#### EXERCISE DETAILS
Output, exactly and in full, only the lines from the one containing "Parse this screenshot: output" to the last line of the data. Pictures should not appear.

#### Dataset entries
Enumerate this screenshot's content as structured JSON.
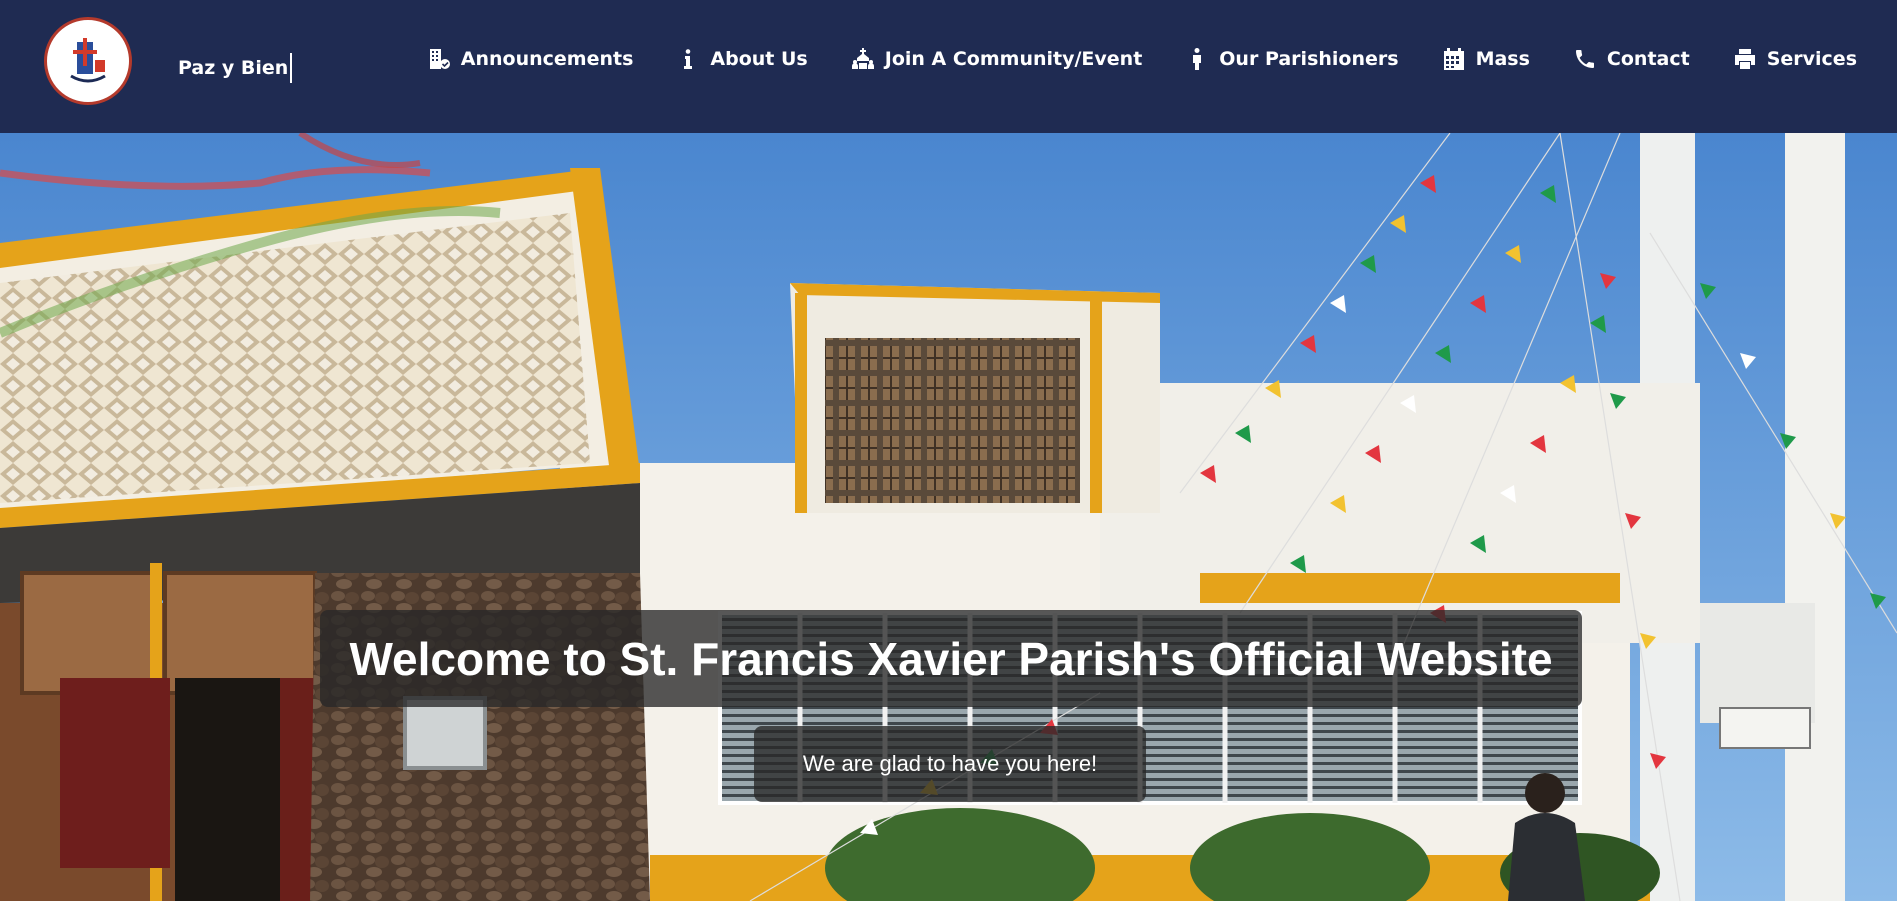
{
  "header": {
    "tagline": "Paz y Bien",
    "nav": [
      {
        "label": "Announcements",
        "icon": "building-check-icon"
      },
      {
        "label": "About Us",
        "icon": "info-icon"
      },
      {
        "label": "Join A Community/Event",
        "icon": "people-church-icon"
      },
      {
        "label": "Our Parishioners",
        "icon": "person-icon"
      },
      {
        "label": "Mass",
        "icon": "calendar-icon"
      },
      {
        "label": "Contact",
        "icon": "phone-icon"
      },
      {
        "label": "Services",
        "icon": "printer-icon"
      }
    ]
  },
  "hero": {
    "title": "Welcome to St. Francis Xavier Parish's Official Website",
    "subtitle": "We are glad to have you here!"
  },
  "colors": {
    "navbar": "#1f2b52",
    "accent": "#e5a31a",
    "overlay": "#282828"
  }
}
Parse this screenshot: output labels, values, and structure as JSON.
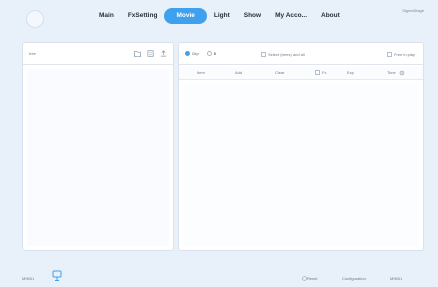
{
  "nav": {
    "items": [
      "Main",
      "FxSetting",
      "Movie",
      "Light",
      "Show",
      "My Acco...",
      "About"
    ],
    "active_index": 2
  },
  "user": {
    "name": "SigmaStage"
  },
  "tree_panel": {
    "label": "tree",
    "icons": [
      "folder-icon",
      "file-icon",
      "upload-icon"
    ]
  },
  "content_panel": {
    "options": [
      {
        "label": "Grp",
        "selected": true
      },
      {
        "label": "B",
        "selected": false
      }
    ],
    "checkbox_center": {
      "label": "Select (trees) and all",
      "checked": false
    },
    "checkbox_right": {
      "label": "Free in play",
      "checked": false
    },
    "columns": [
      "Item",
      "Add",
      "Clear",
      "Fx",
      "Exp",
      "Time"
    ]
  },
  "status": {
    "left_text": "M9651",
    "right_items": [
      "Reset",
      "Configuration",
      "M9651"
    ]
  },
  "colors": {
    "accent": "#3fa1ee",
    "background": "#e8f0f9",
    "panel": "#ffffff"
  }
}
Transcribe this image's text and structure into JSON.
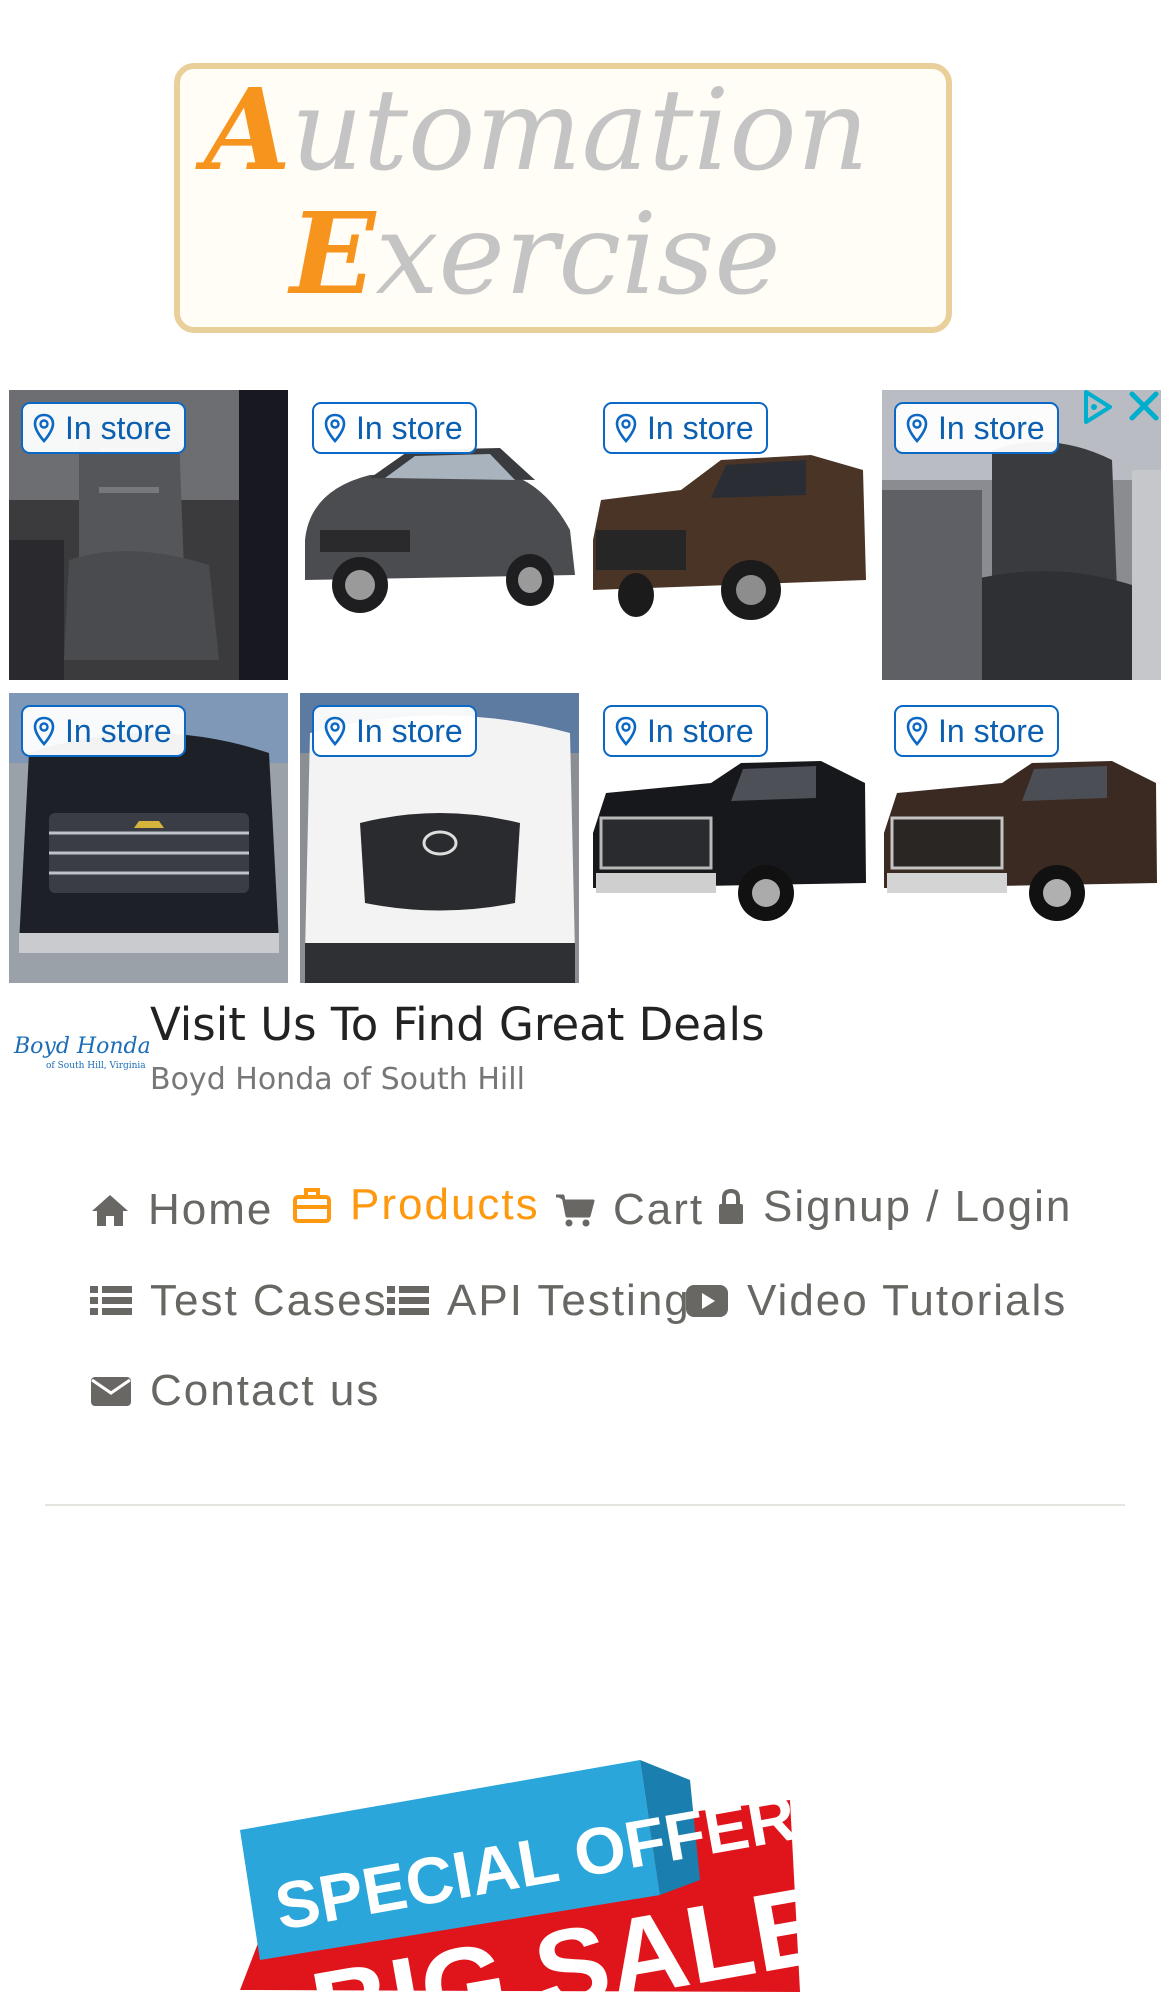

#### REPLY TO THE TASK
Parse this screenshot: output labels, values, and structure as JSON.
{
  "nav": {
    "items": [
      "Main",
      "FxSetting",
      "Movie",
      "Light",
      "Show",
      "My Acco...",
      "About"
    ],
    "active_index": 2
  },
  "user": {
    "name": "SigmaStage"
  },
  "tree_panel": {
    "label": "tree",
    "icons": [
      "folder-icon",
      "file-icon",
      "upload-icon"
    ]
  },
  "content_panel": {
    "options": [
      {
        "label": "Grp",
        "selected": true
      },
      {
        "label": "B",
        "selected": false
      }
    ],
    "checkbox_center": {
      "label": "Select (trees) and all",
      "checked": false
    },
    "checkbox_right": {
      "label": "Free in play",
      "checked": false
    },
    "columns": [
      "Item",
      "Add",
      "Clear",
      "Fx",
      "Exp",
      "Time"
    ]
  },
  "status": {
    "left_text": "M9651",
    "right_items": [
      "Reset",
      "Configuration",
      "M9651"
    ]
  },
  "colors": {
    "accent": "#3fa1ee",
    "background": "#e8f0f9",
    "panel": "#ffffff"
  }
}
Transcribe this image's text and structure into JSON.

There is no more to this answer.